The problem:
Find all the lines in the entries below that hold the word "facility" and copy them.

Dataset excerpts
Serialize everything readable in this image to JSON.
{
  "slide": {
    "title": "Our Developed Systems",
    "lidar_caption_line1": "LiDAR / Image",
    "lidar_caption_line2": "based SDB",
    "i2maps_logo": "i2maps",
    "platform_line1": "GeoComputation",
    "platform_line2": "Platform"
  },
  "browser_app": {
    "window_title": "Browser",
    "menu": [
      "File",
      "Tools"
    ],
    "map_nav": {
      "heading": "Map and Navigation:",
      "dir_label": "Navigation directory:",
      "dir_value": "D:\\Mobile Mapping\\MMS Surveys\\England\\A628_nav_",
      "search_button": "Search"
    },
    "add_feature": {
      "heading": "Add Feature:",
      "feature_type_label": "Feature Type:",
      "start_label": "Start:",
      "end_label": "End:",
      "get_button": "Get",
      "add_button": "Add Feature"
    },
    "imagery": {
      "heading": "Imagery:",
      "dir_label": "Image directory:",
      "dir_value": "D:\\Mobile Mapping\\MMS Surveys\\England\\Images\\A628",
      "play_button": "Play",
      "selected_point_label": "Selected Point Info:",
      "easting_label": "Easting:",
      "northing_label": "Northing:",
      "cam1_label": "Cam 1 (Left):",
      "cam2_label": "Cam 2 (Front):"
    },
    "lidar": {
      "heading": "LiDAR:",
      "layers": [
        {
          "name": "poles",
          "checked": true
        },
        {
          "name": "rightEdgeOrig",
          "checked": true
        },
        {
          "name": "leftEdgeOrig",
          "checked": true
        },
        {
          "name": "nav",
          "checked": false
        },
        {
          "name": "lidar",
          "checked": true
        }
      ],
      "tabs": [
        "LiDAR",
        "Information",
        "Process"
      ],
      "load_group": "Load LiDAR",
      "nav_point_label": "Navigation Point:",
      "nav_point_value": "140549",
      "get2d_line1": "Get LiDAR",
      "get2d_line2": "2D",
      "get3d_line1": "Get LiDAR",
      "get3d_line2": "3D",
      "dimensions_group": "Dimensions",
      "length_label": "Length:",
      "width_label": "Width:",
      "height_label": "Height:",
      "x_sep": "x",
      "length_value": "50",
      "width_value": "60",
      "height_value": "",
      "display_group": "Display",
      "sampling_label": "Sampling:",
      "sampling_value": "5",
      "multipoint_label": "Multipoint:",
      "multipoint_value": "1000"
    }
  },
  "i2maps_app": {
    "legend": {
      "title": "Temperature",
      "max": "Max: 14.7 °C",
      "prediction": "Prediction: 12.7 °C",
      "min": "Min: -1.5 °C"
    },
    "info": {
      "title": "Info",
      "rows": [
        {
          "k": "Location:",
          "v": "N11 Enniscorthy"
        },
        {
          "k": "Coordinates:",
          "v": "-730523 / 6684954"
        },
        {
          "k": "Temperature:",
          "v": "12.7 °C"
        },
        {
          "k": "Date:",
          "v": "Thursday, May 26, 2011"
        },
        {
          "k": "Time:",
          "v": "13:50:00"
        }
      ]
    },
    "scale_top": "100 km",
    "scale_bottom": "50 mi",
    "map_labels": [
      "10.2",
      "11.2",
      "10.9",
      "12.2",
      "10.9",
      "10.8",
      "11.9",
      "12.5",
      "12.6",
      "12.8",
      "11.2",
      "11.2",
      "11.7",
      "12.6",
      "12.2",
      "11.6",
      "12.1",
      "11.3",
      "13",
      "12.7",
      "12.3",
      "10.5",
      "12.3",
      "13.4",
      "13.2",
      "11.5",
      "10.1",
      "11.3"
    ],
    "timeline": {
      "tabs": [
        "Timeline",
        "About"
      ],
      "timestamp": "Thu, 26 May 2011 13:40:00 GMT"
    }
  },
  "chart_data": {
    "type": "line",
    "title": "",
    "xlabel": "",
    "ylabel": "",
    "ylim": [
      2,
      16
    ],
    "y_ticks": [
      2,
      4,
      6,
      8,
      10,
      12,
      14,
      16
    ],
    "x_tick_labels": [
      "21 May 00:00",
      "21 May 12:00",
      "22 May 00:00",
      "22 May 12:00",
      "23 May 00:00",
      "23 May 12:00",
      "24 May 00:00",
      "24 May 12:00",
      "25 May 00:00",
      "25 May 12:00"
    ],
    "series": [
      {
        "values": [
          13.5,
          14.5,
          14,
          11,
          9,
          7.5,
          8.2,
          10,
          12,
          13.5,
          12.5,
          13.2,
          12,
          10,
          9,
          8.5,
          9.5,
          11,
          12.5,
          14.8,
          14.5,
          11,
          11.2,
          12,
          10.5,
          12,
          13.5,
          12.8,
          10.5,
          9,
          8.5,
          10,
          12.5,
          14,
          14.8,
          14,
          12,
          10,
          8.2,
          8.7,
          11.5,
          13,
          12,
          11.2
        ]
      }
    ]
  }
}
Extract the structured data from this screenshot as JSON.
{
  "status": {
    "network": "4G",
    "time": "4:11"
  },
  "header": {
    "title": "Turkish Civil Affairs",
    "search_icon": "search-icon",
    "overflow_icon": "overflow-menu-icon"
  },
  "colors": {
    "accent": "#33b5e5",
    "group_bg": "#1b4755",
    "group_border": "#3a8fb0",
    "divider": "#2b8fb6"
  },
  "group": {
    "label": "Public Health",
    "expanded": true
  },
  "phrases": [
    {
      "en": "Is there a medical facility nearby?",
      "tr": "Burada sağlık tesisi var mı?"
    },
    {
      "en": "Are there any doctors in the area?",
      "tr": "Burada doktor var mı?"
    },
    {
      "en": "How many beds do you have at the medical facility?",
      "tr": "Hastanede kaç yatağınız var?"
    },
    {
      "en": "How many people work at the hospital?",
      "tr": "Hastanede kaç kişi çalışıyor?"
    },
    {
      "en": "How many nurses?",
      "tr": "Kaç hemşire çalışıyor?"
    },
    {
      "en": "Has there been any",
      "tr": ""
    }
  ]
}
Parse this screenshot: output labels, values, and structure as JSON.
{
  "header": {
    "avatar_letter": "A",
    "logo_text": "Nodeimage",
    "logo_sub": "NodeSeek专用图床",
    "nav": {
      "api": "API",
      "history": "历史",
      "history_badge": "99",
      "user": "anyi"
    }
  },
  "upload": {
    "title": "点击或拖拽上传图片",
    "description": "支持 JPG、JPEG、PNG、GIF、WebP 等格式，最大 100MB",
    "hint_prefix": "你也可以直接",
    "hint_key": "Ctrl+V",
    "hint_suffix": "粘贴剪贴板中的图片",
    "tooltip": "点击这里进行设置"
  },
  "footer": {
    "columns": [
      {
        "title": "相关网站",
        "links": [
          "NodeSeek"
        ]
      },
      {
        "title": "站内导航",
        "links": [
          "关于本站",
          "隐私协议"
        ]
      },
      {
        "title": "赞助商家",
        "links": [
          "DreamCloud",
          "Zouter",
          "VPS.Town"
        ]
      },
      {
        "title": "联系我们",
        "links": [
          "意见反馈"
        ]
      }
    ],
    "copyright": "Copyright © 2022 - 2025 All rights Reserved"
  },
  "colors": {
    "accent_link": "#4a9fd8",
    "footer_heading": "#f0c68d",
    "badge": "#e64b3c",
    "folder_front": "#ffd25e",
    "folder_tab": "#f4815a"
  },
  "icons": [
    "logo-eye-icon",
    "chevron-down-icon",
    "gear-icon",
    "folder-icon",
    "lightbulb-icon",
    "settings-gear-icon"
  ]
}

Result of the exercise:
      "en": "Is there a medical facility nearby?",
      "en": "How many beds do you have at the medical facility?",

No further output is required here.